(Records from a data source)
* * * * * * *
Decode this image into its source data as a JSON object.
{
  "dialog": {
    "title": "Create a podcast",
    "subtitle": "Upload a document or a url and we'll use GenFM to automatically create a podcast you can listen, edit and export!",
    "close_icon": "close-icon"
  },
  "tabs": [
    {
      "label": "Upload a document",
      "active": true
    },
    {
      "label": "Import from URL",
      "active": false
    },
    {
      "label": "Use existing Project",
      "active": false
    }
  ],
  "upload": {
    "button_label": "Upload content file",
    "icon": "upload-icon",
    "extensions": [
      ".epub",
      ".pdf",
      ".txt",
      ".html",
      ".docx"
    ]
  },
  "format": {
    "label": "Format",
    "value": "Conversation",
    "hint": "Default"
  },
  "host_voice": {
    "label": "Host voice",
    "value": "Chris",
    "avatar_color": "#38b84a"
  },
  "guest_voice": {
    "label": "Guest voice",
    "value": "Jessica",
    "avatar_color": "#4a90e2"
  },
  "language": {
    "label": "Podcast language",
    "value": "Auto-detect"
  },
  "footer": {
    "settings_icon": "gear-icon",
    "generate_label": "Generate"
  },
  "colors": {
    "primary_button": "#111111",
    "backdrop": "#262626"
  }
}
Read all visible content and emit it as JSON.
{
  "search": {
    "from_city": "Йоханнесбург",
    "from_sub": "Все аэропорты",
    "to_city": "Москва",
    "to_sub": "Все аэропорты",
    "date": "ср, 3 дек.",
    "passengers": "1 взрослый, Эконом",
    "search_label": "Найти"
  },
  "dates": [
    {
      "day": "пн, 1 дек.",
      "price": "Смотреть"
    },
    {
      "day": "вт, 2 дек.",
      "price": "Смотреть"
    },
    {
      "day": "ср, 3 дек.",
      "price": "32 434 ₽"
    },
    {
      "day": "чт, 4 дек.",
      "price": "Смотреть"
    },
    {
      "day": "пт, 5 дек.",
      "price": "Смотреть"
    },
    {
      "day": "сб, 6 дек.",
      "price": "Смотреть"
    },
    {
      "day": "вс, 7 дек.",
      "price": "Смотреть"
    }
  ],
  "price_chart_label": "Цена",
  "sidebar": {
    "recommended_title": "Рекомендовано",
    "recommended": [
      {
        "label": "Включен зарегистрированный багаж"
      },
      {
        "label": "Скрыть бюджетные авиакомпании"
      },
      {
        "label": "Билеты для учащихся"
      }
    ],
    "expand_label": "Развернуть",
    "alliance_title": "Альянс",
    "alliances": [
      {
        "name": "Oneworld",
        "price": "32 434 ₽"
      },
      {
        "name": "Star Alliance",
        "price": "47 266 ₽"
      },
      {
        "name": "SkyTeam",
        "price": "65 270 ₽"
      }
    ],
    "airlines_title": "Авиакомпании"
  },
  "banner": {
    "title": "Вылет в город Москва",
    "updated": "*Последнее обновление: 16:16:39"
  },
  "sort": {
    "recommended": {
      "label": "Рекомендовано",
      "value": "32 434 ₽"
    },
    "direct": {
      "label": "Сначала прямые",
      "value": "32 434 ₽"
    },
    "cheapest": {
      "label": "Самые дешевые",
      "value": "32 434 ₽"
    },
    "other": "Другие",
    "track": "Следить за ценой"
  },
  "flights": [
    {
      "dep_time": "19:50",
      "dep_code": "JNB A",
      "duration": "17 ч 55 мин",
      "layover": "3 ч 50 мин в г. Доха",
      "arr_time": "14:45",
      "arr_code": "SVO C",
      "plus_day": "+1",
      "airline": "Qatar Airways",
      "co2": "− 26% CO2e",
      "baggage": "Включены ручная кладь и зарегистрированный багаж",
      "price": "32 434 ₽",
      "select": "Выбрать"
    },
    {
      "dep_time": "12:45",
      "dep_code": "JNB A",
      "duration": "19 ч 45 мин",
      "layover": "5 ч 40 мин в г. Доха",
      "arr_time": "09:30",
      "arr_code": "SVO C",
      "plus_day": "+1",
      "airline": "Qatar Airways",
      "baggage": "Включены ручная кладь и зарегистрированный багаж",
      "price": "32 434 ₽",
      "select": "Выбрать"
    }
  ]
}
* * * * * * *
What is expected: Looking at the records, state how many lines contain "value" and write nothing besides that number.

Task answer: 7